TASK STATEMENT: Using the data below, gather each line that includes the word "JSON".

PROVIDED RECORDS:
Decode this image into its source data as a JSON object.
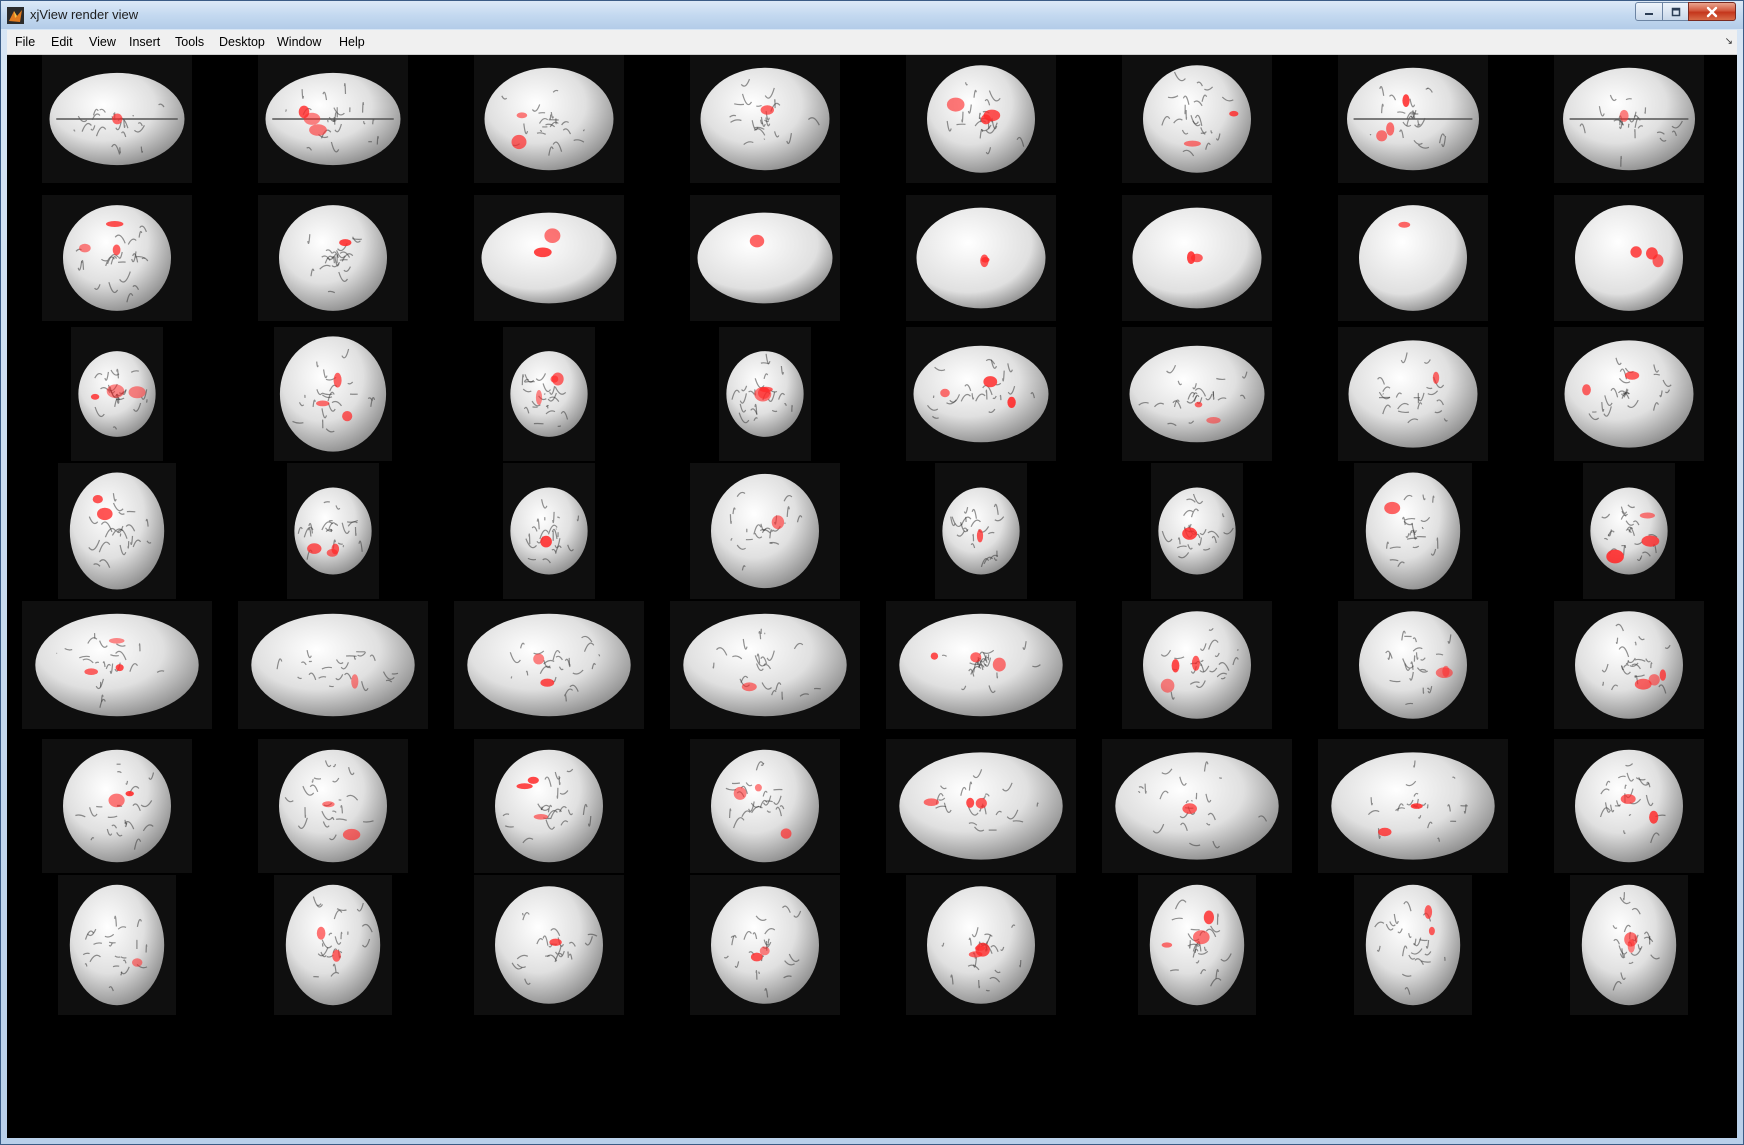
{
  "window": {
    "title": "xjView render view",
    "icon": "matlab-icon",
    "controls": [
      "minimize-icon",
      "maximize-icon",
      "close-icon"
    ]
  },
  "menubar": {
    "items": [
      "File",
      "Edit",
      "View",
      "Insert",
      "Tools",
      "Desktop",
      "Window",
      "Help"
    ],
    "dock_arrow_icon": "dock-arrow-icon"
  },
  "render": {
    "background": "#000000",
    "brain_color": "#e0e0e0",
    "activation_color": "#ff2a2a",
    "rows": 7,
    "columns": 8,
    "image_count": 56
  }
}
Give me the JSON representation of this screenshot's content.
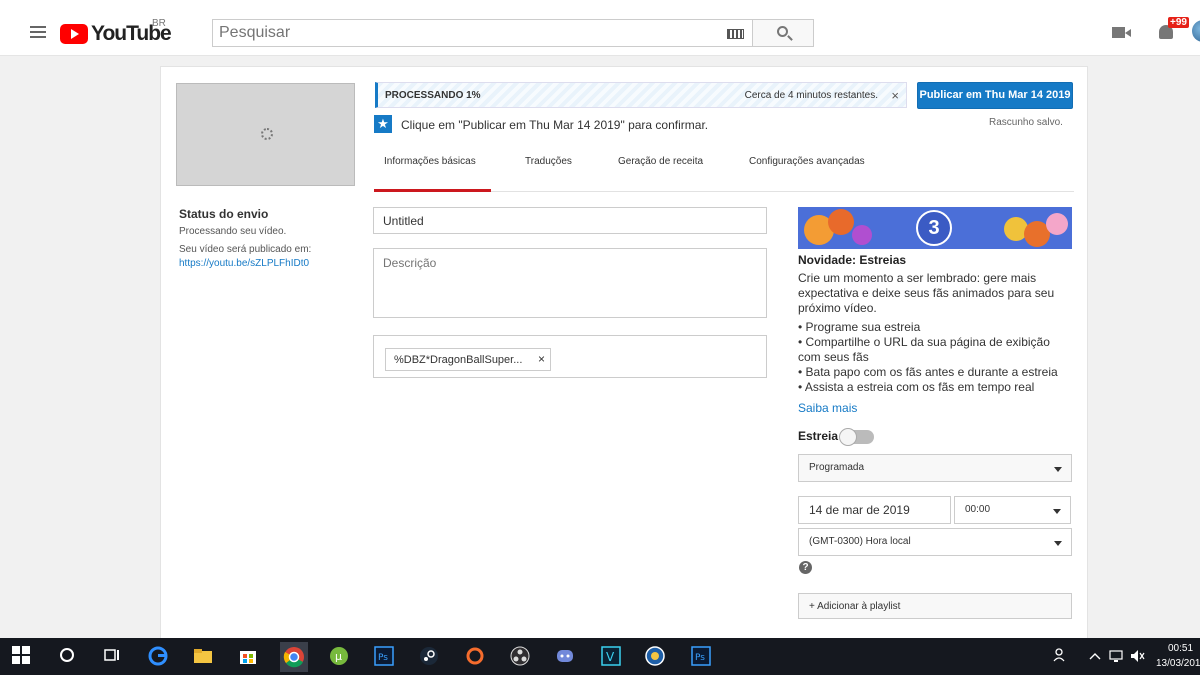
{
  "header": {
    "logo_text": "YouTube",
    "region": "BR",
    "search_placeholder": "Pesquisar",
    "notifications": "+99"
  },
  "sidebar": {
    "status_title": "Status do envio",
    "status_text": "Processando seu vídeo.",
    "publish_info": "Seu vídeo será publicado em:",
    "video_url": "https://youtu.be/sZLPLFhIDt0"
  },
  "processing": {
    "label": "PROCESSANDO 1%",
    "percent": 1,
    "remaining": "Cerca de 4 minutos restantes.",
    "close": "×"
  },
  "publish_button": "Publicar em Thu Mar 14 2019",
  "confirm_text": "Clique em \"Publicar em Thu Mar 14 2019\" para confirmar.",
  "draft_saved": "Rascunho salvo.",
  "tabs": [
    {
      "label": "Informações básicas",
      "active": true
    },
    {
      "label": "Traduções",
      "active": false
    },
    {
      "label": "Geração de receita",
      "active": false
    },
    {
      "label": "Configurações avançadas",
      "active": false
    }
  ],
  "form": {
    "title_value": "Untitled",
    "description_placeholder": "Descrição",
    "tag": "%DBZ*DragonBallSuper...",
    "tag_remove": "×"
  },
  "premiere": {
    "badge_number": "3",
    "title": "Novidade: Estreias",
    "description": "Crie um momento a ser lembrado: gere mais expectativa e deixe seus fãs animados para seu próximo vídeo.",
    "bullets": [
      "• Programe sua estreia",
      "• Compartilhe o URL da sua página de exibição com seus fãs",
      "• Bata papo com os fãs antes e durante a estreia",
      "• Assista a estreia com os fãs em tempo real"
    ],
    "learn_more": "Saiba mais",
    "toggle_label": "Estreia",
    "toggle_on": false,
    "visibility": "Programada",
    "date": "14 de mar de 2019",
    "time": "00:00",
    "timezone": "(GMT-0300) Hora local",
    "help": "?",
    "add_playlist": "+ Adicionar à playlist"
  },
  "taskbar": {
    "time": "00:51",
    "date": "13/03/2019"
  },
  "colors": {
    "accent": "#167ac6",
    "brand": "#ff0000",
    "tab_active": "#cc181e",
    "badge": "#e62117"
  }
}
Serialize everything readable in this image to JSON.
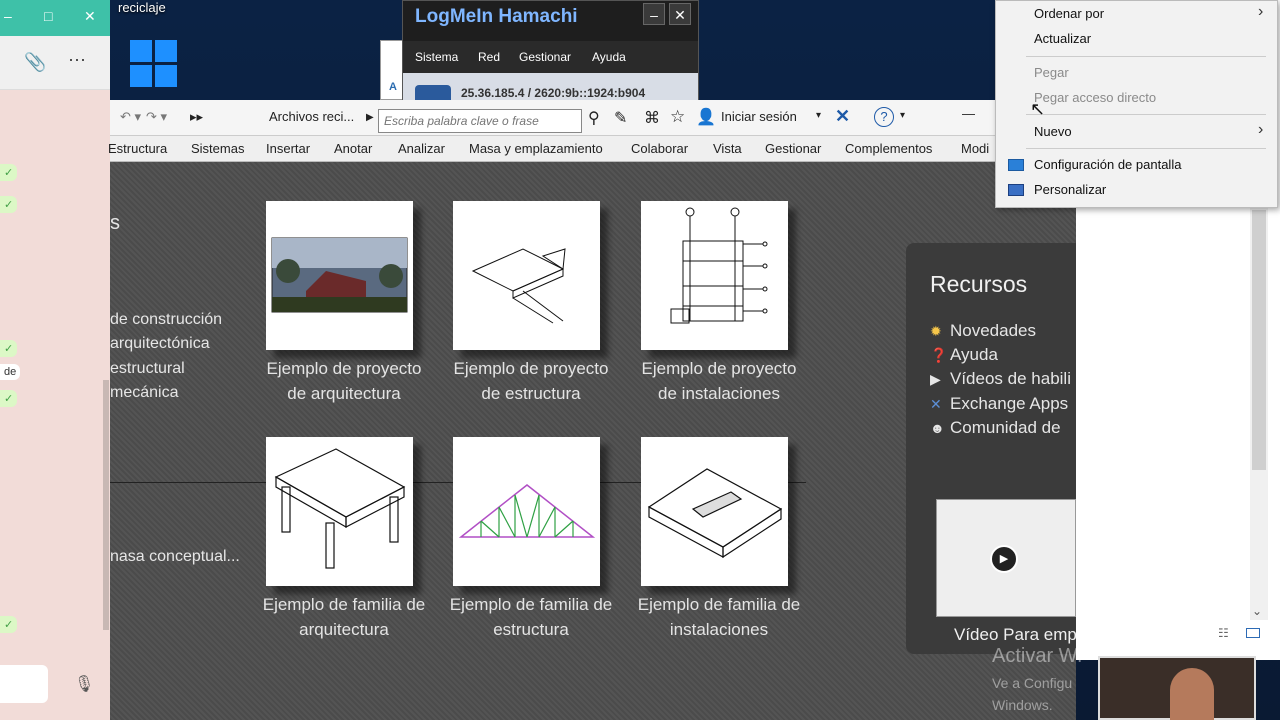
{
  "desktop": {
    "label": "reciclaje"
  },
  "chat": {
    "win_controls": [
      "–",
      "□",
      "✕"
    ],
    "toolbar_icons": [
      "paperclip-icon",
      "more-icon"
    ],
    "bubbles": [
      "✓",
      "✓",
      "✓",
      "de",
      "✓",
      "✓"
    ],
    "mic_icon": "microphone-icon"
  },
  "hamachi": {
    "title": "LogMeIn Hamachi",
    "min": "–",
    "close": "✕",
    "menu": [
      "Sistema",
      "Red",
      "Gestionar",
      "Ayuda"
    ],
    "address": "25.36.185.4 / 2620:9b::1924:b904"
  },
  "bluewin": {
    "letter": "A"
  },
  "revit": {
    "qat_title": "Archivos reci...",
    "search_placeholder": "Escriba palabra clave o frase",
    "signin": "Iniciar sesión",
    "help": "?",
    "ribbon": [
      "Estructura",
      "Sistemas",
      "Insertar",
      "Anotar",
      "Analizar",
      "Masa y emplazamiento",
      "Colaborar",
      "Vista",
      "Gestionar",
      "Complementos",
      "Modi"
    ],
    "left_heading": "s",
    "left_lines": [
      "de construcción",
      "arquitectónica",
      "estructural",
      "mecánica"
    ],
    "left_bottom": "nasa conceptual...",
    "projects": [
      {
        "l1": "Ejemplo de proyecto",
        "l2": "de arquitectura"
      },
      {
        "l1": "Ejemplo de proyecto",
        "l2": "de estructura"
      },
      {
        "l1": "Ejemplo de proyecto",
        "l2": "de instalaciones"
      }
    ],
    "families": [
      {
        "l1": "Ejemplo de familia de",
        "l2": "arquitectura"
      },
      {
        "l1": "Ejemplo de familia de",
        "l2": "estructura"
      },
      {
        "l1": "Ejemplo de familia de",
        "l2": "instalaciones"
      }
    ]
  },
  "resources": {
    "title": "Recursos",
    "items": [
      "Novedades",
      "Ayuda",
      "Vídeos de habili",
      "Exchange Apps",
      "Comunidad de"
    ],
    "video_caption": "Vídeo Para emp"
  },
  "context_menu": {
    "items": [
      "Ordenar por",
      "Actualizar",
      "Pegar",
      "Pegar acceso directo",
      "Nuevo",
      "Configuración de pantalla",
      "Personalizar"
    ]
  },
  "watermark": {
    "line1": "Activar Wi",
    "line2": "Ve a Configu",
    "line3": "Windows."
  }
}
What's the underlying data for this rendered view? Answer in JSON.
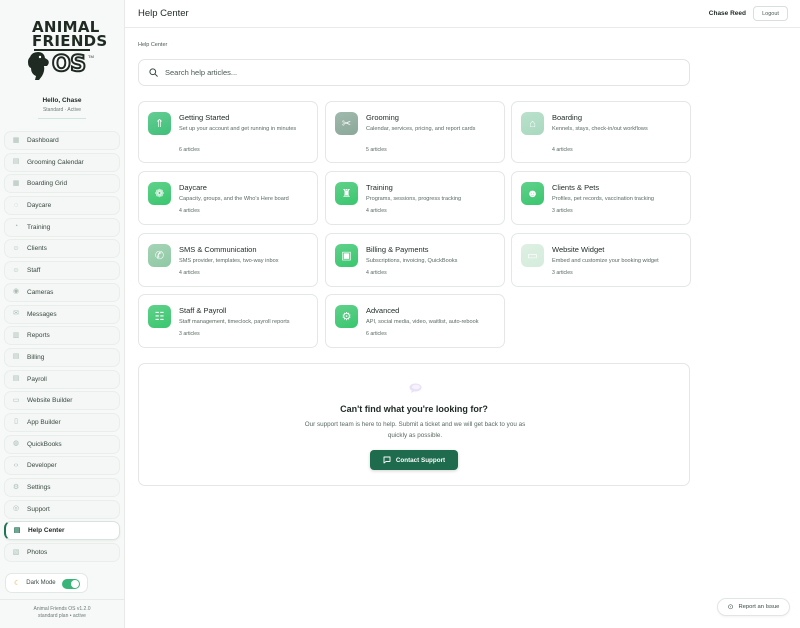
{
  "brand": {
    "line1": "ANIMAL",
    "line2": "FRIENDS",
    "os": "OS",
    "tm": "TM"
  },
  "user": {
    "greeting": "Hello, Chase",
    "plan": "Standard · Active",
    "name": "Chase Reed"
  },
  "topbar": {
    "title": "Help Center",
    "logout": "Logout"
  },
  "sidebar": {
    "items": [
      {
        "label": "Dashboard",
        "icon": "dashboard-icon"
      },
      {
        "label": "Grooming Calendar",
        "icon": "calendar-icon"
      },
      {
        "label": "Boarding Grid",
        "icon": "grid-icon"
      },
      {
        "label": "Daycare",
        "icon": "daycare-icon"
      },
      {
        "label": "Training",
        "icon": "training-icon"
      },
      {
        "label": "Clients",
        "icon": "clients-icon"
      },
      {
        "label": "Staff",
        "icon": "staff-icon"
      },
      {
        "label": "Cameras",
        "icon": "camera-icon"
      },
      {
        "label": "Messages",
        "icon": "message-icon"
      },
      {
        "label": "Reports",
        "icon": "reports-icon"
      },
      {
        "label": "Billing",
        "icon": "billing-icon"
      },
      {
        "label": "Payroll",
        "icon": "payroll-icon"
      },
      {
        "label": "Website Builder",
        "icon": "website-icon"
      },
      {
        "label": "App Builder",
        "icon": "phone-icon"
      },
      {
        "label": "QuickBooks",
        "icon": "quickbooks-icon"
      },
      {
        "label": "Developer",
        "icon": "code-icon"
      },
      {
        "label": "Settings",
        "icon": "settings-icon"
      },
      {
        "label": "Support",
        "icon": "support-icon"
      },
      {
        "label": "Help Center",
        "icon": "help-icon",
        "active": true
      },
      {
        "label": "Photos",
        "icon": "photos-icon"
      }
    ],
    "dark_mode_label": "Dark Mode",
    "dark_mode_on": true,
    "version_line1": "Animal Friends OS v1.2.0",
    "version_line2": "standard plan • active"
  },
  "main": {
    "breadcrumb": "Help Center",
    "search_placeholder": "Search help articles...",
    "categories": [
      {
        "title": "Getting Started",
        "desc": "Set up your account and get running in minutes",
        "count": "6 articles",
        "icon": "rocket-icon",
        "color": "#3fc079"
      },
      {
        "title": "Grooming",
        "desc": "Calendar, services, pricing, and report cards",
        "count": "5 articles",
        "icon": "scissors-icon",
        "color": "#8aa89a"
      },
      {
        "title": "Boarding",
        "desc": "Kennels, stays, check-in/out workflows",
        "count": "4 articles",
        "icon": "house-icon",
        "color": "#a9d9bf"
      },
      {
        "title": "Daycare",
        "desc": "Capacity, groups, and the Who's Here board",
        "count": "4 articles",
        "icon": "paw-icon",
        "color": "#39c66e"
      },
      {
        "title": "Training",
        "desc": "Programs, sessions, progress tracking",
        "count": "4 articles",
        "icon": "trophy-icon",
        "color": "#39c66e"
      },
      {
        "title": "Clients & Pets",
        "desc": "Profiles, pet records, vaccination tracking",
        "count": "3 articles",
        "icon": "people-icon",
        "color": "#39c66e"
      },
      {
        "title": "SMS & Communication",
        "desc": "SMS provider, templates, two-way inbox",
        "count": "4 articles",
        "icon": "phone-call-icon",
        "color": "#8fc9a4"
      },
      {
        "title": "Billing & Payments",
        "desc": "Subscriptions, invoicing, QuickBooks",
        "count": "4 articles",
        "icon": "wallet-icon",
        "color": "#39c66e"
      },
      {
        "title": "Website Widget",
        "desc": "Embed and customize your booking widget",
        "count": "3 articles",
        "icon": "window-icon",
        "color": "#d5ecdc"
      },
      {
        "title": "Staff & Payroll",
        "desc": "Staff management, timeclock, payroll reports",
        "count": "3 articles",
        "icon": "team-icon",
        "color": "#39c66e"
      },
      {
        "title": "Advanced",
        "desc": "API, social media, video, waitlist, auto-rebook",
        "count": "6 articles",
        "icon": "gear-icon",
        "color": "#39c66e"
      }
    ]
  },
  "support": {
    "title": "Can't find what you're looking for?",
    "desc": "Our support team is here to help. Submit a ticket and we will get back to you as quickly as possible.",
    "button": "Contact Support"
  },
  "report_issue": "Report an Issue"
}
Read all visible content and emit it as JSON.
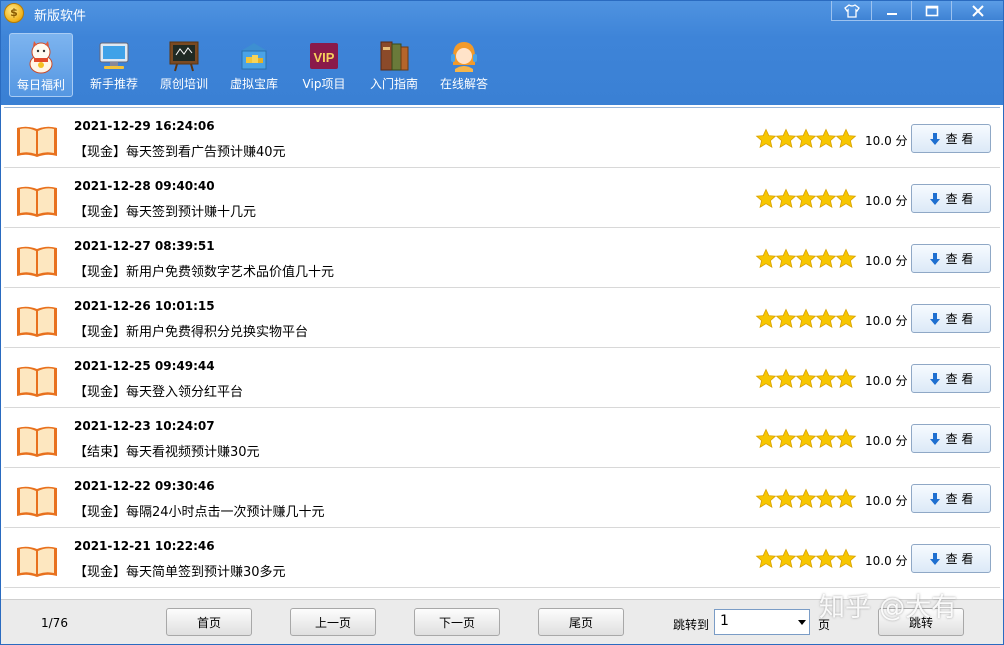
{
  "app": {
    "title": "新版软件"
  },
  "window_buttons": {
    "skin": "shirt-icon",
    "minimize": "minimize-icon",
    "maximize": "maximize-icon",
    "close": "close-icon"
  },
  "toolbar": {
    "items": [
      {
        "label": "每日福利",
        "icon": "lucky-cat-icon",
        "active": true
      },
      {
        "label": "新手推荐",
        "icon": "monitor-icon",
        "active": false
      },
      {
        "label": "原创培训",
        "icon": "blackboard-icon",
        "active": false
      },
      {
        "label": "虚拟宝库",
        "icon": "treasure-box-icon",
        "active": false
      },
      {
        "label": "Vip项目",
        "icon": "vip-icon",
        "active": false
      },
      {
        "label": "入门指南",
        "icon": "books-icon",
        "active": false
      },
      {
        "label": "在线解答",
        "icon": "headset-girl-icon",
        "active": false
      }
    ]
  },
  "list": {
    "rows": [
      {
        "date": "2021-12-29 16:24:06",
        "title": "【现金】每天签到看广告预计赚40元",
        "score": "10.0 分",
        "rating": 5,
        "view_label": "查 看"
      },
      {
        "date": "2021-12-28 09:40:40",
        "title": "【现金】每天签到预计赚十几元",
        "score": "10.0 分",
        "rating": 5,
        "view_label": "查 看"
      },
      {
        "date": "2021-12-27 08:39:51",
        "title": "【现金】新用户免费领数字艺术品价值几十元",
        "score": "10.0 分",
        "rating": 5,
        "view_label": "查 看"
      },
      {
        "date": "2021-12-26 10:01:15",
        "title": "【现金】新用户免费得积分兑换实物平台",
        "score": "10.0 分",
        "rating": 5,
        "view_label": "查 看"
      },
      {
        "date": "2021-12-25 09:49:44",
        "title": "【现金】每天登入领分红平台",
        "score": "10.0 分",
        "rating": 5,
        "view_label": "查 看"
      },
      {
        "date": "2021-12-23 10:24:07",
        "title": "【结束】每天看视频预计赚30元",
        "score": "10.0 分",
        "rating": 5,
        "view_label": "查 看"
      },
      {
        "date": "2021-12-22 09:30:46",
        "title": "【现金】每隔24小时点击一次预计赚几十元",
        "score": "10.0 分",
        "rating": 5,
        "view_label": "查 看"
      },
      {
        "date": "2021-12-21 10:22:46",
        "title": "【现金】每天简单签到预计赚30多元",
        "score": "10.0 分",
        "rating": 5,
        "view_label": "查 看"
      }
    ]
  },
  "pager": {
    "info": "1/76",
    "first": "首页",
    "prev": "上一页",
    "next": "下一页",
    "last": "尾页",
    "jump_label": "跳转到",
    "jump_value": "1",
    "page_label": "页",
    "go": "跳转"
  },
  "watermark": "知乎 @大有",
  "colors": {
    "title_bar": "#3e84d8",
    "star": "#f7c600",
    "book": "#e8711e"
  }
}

FINAL ANSWER:
Decode this image into its source data as a JSON object.
Give me the JSON representation of this screenshot's content.
Serialize everything readable in this image to JSON.
What's the underlying data for this rendered view? Answer in JSON.
Read all visible content and emit it as JSON.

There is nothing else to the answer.